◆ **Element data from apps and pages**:
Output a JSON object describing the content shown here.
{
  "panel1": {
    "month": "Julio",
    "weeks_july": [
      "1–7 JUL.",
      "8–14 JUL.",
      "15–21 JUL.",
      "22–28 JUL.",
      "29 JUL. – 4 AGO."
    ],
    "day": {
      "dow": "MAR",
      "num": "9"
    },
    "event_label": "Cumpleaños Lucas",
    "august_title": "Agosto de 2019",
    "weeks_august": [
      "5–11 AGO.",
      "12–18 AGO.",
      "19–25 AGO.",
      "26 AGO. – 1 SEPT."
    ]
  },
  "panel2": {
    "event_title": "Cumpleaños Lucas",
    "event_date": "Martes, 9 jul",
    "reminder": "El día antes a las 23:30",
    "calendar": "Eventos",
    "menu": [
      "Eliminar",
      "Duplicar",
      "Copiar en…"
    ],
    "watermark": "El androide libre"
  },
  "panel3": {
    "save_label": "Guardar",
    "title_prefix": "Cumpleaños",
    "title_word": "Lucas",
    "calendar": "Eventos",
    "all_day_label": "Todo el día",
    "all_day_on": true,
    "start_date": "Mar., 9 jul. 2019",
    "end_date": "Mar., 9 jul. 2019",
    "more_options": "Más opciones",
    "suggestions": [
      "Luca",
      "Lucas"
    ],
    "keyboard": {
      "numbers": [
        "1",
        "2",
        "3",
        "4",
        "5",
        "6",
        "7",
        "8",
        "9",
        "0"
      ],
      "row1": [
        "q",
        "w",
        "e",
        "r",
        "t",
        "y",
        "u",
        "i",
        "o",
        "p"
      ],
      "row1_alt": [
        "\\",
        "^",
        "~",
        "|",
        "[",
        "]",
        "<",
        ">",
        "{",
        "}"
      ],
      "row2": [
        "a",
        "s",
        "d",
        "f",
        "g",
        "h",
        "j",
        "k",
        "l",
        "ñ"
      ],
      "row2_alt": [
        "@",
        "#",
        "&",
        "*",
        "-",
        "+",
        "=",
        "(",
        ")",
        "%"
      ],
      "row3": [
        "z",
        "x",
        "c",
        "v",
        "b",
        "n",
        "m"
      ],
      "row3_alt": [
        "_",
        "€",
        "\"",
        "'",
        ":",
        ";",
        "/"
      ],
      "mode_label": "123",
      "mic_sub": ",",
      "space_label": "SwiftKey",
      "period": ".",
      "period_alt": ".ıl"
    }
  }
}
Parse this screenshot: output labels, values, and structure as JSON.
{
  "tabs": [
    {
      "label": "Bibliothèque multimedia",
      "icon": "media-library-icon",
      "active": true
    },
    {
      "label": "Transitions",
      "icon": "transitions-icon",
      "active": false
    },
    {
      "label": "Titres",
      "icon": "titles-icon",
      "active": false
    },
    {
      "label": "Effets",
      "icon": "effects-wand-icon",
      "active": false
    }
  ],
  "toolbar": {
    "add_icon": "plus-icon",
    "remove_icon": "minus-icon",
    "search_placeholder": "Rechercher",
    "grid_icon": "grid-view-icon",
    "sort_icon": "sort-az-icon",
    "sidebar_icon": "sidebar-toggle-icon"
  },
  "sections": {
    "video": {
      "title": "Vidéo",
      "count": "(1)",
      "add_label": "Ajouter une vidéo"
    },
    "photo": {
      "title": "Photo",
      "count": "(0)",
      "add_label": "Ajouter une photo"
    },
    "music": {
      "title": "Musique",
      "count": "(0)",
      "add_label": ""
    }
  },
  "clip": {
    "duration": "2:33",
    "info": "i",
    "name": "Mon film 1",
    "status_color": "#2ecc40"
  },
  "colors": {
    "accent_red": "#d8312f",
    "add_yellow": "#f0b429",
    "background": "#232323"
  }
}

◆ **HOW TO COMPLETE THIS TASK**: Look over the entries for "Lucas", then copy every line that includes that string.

◆ **ANSWER TO THE PROBLEM**:
    "event_label": "Cumpleaños Lucas",
    "event_title": "Cumpleaños Lucas",
    "title_word": "Lucas",
      "Lucas"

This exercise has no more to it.